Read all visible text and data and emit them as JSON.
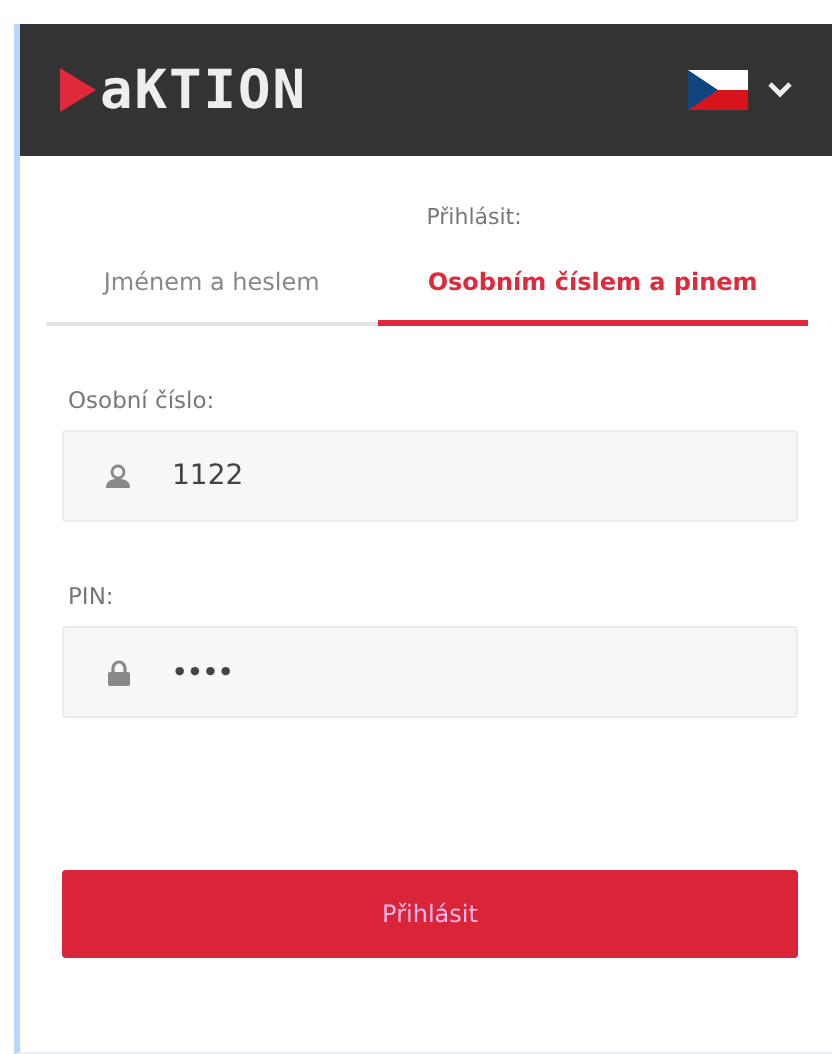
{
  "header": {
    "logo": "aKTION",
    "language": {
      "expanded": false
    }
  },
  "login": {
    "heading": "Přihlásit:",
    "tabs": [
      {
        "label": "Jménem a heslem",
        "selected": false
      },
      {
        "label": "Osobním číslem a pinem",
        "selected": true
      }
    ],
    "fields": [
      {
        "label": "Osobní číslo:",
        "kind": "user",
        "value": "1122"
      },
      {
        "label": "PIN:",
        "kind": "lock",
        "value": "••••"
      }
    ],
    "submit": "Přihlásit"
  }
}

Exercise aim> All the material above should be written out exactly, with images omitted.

Task result>
Read all visible text and data and emit them as JSON.
{
  "header": {
    "logo": "aKTION",
    "language": {
      "expanded": false
    }
  },
  "login": {
    "heading": "Přihlásit:",
    "tabs": [
      {
        "label": "Jménem a heslem",
        "selected": false
      },
      {
        "label": "Osobním číslem a pinem",
        "selected": true
      }
    ],
    "fields": [
      {
        "label": "Osobní číslo:",
        "kind": "user",
        "value": "1122"
      },
      {
        "label": "PIN:",
        "kind": "lock",
        "value": "••••"
      }
    ],
    "submit": "Přihlásit"
  }
}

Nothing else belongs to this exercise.